Now that the frame is complete and ready to print, as seen in Part 2, it’s time to do the moving parts. This is a very good place to show you the Blender 3D Cursor in operation, because I will not be designing with exact dimensions, but rather with exact locations and approximate dimensions.
The 3D cursor is the thing that moves around the screen, when you click the left mouse button. You can place it with nice precision, when you use the views that are flat, ie. Top, Left, or Right, because then the cursor moves in only two dimensions. Placing the cursor in the User Perspective view is really hard, unless you snap the cursor onto something – most of the time it is not even possible. I’ll show you what I mean.
I will now try to take you through the design of the trebuchet which has been shown in Part I of this post. This description that follows is actually aimed at showing you how in Blender all design is based on very simple starting points. The trebuchet frame is based on a single circle, the hole in which the main axis will eventually be placed, with a diameter of one Blender unit. Around this circle I based an octagon with the same center, but with a diameter of three.
For some time now, I have been thinking of printing a trebuchet. On Youtube you see massive trebuchets capable of hurling a flaming piano (!) to a distance of 200 meters, or trailer-based versions used in pumpkin-throwing contests. This sort of machinery is clearly beyond my MiniFactories and even the Print-Rite model I was handed the other week, but a small one should be within reason.
As always I first tried an unstable one before hitting on the right design. The first version seemed fine in Blender, and I was thinking of creating a system with many separate parts to maximize size. The first version looks like this in Blender:
Now that we have covered the somewhat tricky route of tracing gear curves from images (which, by the way, you can use to create meshes out of any image) in part I, let’s have a look at the eMachineShop way. eMachineShop is a free gear designing software from the firm by the same name. They allow you to use their proprietary software for free in personal use, and then you can order the final product from them in a variety of machining finishes. I commend such an approach, especially since the software exports pure STL for our needs.
You can download the software package from eMachineShop.com and install it. When you start it the first time, you see a tutorial screen, but you can turn it off once you have the hang of the software. As it happens, it is very powerful, but a little quirky.
Gears are an interesting set of things to print. With gears you can make all kinds of things, and if you run an Arduino or a Raspberry Pi, you can significantly extend the toolbox when you can design custom gears. Of course, on Thingiverse, you have literally thousands of gears to pick and print from, but surely you want to make your own?

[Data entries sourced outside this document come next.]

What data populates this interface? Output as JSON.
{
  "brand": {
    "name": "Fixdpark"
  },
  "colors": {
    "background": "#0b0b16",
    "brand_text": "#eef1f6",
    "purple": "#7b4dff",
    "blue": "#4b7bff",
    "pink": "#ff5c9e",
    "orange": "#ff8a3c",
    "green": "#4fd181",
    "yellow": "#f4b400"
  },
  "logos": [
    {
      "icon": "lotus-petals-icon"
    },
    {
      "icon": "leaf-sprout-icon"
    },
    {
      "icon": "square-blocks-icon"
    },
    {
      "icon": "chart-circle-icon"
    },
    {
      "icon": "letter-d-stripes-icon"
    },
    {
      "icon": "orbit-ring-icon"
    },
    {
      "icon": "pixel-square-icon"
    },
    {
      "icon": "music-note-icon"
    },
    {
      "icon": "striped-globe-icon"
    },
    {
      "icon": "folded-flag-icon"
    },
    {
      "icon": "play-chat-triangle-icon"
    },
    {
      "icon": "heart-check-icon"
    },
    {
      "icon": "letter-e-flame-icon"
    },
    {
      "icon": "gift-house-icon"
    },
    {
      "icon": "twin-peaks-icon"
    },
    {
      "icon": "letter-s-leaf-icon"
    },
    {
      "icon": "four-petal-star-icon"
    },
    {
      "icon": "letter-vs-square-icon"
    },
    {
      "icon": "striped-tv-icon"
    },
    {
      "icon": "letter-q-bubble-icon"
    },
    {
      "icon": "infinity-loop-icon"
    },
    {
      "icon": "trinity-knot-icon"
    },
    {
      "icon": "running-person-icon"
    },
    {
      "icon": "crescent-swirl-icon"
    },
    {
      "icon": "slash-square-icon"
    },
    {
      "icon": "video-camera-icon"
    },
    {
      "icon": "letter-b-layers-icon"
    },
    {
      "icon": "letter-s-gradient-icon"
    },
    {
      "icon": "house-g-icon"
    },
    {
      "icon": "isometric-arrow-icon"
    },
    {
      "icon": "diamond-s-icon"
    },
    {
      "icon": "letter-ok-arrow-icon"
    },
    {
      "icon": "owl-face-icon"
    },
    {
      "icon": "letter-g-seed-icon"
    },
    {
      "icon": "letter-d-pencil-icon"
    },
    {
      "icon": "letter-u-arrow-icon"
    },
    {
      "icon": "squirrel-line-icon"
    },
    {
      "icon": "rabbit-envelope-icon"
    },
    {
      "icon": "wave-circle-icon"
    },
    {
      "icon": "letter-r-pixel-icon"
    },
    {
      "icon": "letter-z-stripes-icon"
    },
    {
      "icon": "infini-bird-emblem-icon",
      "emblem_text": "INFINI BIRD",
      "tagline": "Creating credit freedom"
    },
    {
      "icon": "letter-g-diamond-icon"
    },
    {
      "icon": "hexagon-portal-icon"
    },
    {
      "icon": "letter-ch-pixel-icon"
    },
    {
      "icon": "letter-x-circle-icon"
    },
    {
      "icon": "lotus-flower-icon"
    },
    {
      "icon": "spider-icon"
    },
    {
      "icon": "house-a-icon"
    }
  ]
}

Blender itself has a Gears add-on, which you can install merely by downloading it and using the Install Add-on feature in the User Preferences. It adds a new type of meshes to the Add Mesh menu, namely Gears. In it you have Gear and Worm Gear, of which I will leave the Worm Gear for later.
Having had the MiniFactory 3D printer for a little over a year now, I have been very satisfied with it. It has lots of power, it can build quality prints, and it has just the right amount of the frontier spirit, that hack lab feeling to it. I have been able to produce just about every piece I have come to think about, and having stripped the machine a couple of times to the frame, I feel confident with it and can maintain it well enough. Now, Haaga-Helia bought two more, and here’s a video of one of them in operation.
I don’t know about you, but I am one to get irritated with stuff that hangs out in the wrong places. A good example is the chest strap of the computer backpack: I never use it, but I don’t want to cut it off either and harm company property. Instead, I made a quick mesh in Blender and printed it out on the Minifactory, with the net result of straps no longer hanging around causing me to lose hair even further.
It’s been a nice summer indeed, with scarcely a thought given to 3D or 3D printing at all. But now it is Autumn, school has started, and the heat on the trusty Minifactory has been set on again. The first thing I printed this fall was an unusual little device, a pie stamp, for my friend Keefie Williamson. Continue reading Back after the Summer with a Stamp→
Recently, I was asked to design and print a set of miniature tables and chairs, as well as the layout of the room these items of furniture reside in. This is to enable meeting planners to move these little printed chairs and tables and whatnot around, and then re-set the meeting room layout to suit the next meeting.
The tables and chairs need not be detailed, as long as the relative measurements of the items are correct. That’s fine, because that way I can work in Blender and scale everything relative to a table for example, and then just print sets of these at one go. The room furniture comes from Kinnarps, a leading manufacturer of such items. The dominant piece is the Trixagon table, and the cabinets in the room are hexagonal too.
So, off to Blender then. When you need a hexagon, it is actually a circle of only 6 vertices, and when you insert a circle, you can then reset the number of vertices to 6 before hitting Enter. Continue reading Quick ‘n’ dirty 3D printing→